Cheryl's addresses packaging pinch point

by Charlotte Atchley
Share This:
Search for similar articles by keyword: [Bakery], [Packaging]
When shopping for a new horizontal wrapper, each representative of the equipment purchasing committee was impressed with Formost Fuji’s machines.

In February 2014, Cheryl’s, Westerville, Ohio, blew out the walls of its 17,000-square-foot baking facility to make room for its booming business. With sales growing, manufacturing had to expand to keep up. It was the first expansion to the footprint of the building since the company moved in, in 1994. With more production capacity, the packaging line had to grow, too.

“Packaging had become a pinch point for us,” said Elisabeth Allwein, product development director for Cheryl’s. “We were at capacity.

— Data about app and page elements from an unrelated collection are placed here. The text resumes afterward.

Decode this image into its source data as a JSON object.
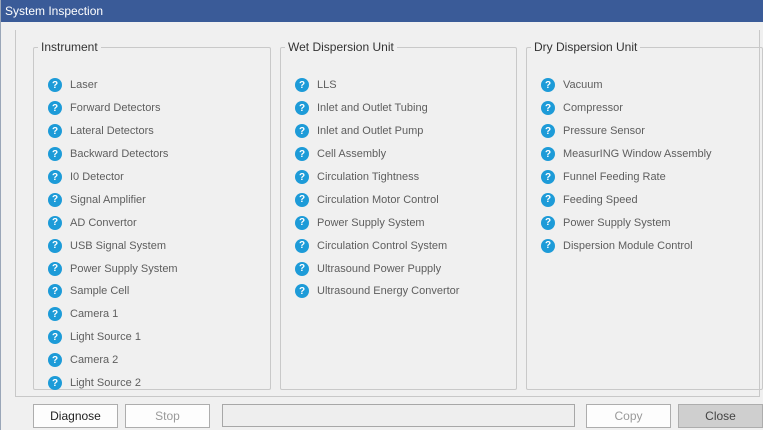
{
  "window": {
    "title": "System Inspection"
  },
  "groups": [
    {
      "title": "Instrument",
      "items": [
        "Laser",
        "Forward Detectors",
        "Lateral Detectors",
        "Backward Detectors",
        "I0 Detector",
        "Signal Amplifier",
        "AD Convertor",
        "USB Signal System",
        "Power Supply System",
        "Sample Cell",
        "Camera 1",
        "Light Source 1",
        "Camera 2",
        "Light Source 2"
      ]
    },
    {
      "title": "Wet Dispersion Unit",
      "items": [
        "LLS",
        "Inlet and Outlet Tubing",
        "Inlet and Outlet Pump",
        "Cell Assembly",
        "Circulation Tightness",
        "Circulation Motor Control",
        "Power Supply System",
        "Circulation Control System",
        "Ultrasound Power Pupply",
        "Ultrasound Energy Convertor"
      ]
    },
    {
      "title": "Dry Dispersion Unit",
      "items": [
        "Vacuum",
        "Compressor",
        "Pressure Sensor",
        "MeasurING Window Assembly",
        "Funnel Feeding Rate",
        "Feeding Speed",
        "Power Supply System",
        "Dispersion Module Control"
      ]
    }
  ],
  "status_icon": {
    "name": "question-mark-icon",
    "glyph": "?",
    "color": "#1d9bd8"
  },
  "buttons": {
    "diagnose": "Diagnose",
    "stop": "Stop",
    "copy": "Copy",
    "close": "Close"
  },
  "progress": {
    "value": 0
  }
}
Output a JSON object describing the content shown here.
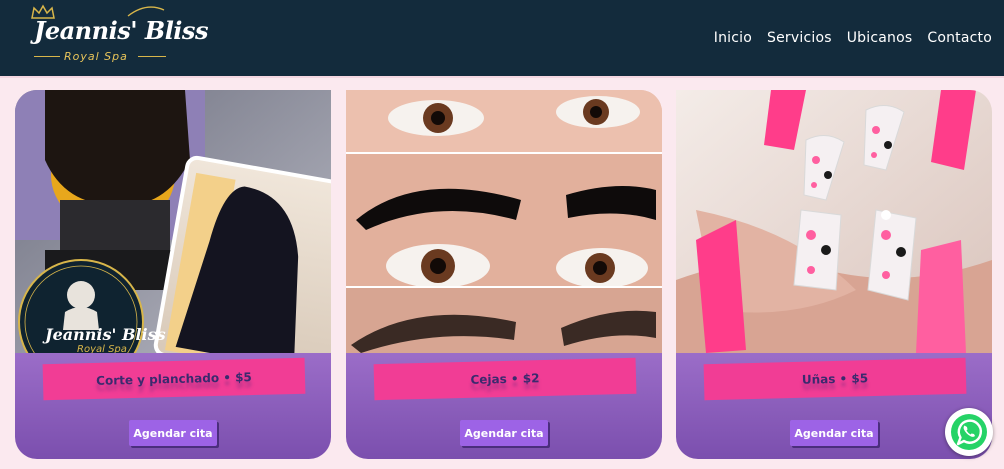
{
  "header": {
    "logo": {
      "name": "Jeannis' Bliss",
      "tagline": "Royal Spa"
    },
    "nav": [
      {
        "label": "Inicio"
      },
      {
        "label": "Servicios"
      },
      {
        "label": "Ubicanos"
      },
      {
        "label": "Contacto"
      }
    ]
  },
  "services": [
    {
      "title": "Corte y planchado • $5",
      "button": "Agendar cita",
      "image": "hair-photo",
      "badge": {
        "name": "Jeannis' Bliss",
        "tagline": "Royal Spa"
      }
    },
    {
      "title": "Cejas • $2",
      "button": "Agendar cita",
      "image": "eyebrows-photo"
    },
    {
      "title": "Uñas • $5",
      "button": "Agendar cita",
      "image": "nails-photo"
    }
  ],
  "colors": {
    "header_bg": "#132b3c",
    "page_bg": "#fbe9ef",
    "accent_pink": "#f13d95",
    "card_purple": "#8a5cbb",
    "button_purple": "#9d63e6",
    "logo_gold": "#d8b64a"
  },
  "icons": {
    "floating": "whatsapp-icon"
  }
}
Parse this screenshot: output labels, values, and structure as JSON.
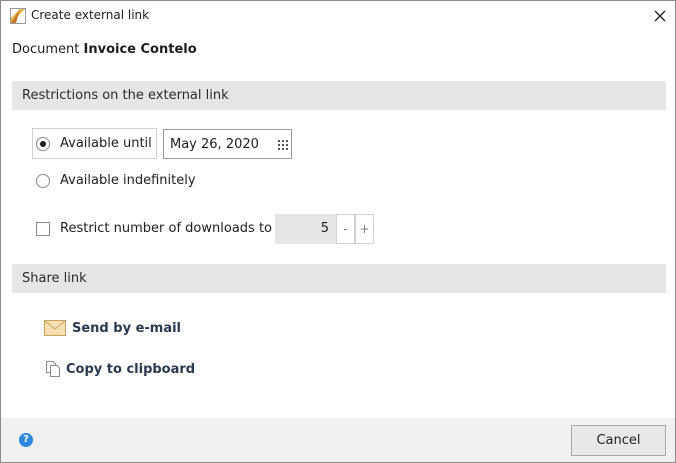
{
  "window": {
    "title": "Create external link",
    "close_icon": "close-icon",
    "app_icon": "document-icon"
  },
  "document": {
    "prefix": "Document",
    "name": "Invoice Contelo"
  },
  "restrictions": {
    "heading": "Restrictions on the external link",
    "available_until": {
      "label": "Available until",
      "selected": true,
      "date": "May 26, 2020"
    },
    "available_indefinitely": {
      "label": "Available indefinitely",
      "selected": false
    },
    "restrict_downloads": {
      "label": "Restrict number of downloads to",
      "checked": false,
      "value": "5",
      "minus": "-",
      "plus": "+"
    }
  },
  "share": {
    "heading": "Share link",
    "email": {
      "label": "Send by e-mail",
      "icon": "envelope-icon"
    },
    "clipboard": {
      "label": "Copy to clipboard",
      "icon": "copy-icon"
    }
  },
  "footer": {
    "help_icon": "?",
    "cancel_label": "Cancel"
  },
  "colors": {
    "section_bg": "#e6e6e6",
    "link_text": "#2b3a4f",
    "help_blue": "#2e86de",
    "footer_bg": "#f0f0f0"
  }
}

We couldn’t package fast enough to keep up with production, and packaging is very important because the seal affects every product.”

Four horizontal baggers would no longer cut it to individually package the company’s signature cookies. After deciding to add two more wrappers, Cheryl’s decided it was time to shop around for a new supplier, just to see what was out there.

The equipment purchasing committee discovered Formost Fuji, Woodinville, Wash. This committee, made up of representatives from product development, operations, maintenance and sanitation, makes all of Cheryl’s equipment recommendations, and having representatives from all the departments enables the bakery to consider the equipment as a whole. When shopping for a new horizontal wrapper, each representative was impressed with Formost Fuji’s machine, said David Adell, director of operations, Cheryl’s. Product development loved the heat seal for freshness. Maintenance and sanitation appreciated its accessible and sanitary design. And operations liked how easy and fast the equipment could handle changeovers.

Once cookies are individually packaged, operators pack them in boxes before they are trucked to the distribution center to be frozen.

Cheryl’s packaging investments don’t stop there, however. A vertical packaging machine looms over the horizontal wrappers to bag one of Cheryl’s newer products, crunchy cookies. These cookies, a departure from Cheryl’s softer buttercream frosted cookies, required a new packaging strategy, and the company invested in a vertical packaging machine. This new product has taken off, and the vertical packager quickly expanded from the initial two-bucket scale to 14.  Cookies are removed from pans and fed into the packager’s hopper by hand. The machine scales the cookies and bags them. Operators then fill boxes with the bagged cookies.

By working with equipment suppliers and running new equipment investments with multiple departments, Cheryl’s found new equipment that would meet all the needs of its operations: product quality, maintenance, sanitation and operations.
Comment on this Article
We welcome your thoughtful comments. Please comply with our Community rules.

 

 


The views expressed in the comments section of Baking Business News do not reflect those of Baking Business News or its parent company, Sosland Publishing Co., Kansas City, Mo. Concern regarding a specific comment may be registered with the Editor by clicking the Report Abuse link.